The forecasted cash flow statement assumes Joan will apply for and receive a \$15,000 bank loan. This loan will provide the necessary financing for her business. She also assumes that her interest and principal payments on the loan amounts to \$319 per month.

 FINANCING REQUIRED: JULY AUG. SEPT. OCT. NOV. DEC. TOTALS Bank Loan 5 year, 10% \$15,000 \$ 0 \$ 0 \$ 0 \$ 0 \$ 0 \$15,000 Interest & Principal Payment on loan \$ (319) \$ (319) \$ (319) \$ (319) \$ (319) \$ (319) \$ 1,914 NET EFFECTS FINANCING (C) \$14,681 (\$319) (\$319) (\$319) (\$319) (\$319)

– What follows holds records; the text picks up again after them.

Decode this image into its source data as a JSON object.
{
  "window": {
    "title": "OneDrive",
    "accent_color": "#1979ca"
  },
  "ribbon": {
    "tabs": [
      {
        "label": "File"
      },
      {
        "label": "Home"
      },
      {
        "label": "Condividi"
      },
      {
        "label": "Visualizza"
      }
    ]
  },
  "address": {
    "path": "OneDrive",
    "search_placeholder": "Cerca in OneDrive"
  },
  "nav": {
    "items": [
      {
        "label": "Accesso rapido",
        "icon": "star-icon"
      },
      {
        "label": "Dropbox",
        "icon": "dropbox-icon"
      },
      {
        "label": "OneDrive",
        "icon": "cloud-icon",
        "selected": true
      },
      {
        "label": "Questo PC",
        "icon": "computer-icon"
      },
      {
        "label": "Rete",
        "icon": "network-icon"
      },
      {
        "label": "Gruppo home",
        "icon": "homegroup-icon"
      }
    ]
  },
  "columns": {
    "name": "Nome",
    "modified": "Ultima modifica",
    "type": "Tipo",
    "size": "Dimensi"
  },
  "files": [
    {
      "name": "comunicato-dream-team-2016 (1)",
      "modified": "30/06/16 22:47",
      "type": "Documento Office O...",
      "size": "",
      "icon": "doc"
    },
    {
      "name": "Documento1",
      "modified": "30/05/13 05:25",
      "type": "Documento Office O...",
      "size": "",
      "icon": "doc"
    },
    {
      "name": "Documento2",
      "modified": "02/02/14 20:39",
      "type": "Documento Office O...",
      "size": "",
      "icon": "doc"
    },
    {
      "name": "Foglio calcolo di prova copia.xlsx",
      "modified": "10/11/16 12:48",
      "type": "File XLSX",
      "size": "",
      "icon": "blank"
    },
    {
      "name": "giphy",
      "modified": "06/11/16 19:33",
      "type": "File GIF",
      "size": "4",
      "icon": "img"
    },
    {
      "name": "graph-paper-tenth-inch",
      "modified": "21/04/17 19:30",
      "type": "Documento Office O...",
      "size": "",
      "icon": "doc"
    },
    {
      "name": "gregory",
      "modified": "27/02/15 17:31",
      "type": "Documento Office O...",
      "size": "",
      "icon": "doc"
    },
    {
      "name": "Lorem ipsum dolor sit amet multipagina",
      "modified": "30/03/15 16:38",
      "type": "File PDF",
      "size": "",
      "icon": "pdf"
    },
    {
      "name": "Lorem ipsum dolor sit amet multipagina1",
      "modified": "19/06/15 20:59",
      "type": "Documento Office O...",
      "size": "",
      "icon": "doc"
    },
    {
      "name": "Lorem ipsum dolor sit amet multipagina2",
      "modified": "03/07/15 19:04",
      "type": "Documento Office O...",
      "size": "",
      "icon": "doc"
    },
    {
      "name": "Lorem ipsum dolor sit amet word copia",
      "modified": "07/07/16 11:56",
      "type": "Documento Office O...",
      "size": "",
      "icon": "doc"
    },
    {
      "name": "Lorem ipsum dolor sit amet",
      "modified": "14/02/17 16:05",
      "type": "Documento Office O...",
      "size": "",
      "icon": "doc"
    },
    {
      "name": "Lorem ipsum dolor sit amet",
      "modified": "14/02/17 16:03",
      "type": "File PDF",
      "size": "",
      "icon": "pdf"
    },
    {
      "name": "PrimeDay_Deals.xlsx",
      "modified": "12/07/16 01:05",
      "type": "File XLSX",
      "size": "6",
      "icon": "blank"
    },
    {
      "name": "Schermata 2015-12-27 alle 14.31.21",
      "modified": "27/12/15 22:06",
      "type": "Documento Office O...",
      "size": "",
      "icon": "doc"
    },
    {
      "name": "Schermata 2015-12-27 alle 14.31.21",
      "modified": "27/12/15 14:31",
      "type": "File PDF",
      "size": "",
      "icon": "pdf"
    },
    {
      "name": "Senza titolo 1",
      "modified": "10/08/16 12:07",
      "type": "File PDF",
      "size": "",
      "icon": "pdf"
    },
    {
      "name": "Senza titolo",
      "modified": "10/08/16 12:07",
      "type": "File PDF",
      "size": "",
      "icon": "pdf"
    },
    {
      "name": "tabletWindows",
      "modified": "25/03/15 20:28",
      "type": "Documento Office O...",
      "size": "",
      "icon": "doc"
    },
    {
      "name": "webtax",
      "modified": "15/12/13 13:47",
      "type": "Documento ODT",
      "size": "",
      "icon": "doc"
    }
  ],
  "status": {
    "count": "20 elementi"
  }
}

As a result, the \$15,000 loan will act as a cash inflow and the monthly loan payment of \$319 will act as a cash outflow. Furthermore, in July the loan payment is subtracted from the loan amount to arrive at Joan's Net Effect of Financing (\$14,681). Since no further financing is required after July, the Net Effect of Financing each month will be a negative \$319. This amount will act as a cash outflow, thus reducing the company's monthly cash.

Below summarizes Joan's monthly ending cash balances.

 JULY AUG. SEPT. OCT. NOV. DEC. ENDING CASH BALANCE (A-B+C) \$6,810 \$14,820 \$22,430 \$20,940 \$19,350 \$19,485

Since each month's forecasted ending cash balance shows a positive amount, Joan will not require any additional financing above the \$15,000 bank loan. Please note, the ending cash balance in any month becomes the beginning cash balance for the following month. For example, July's ending cash balance becomes August's beginning cash balance and August's ending cash balance becomes September's beginning cash balance and so on... (See beginning cash balances under Joan's cash inflows section).

Categories: Financial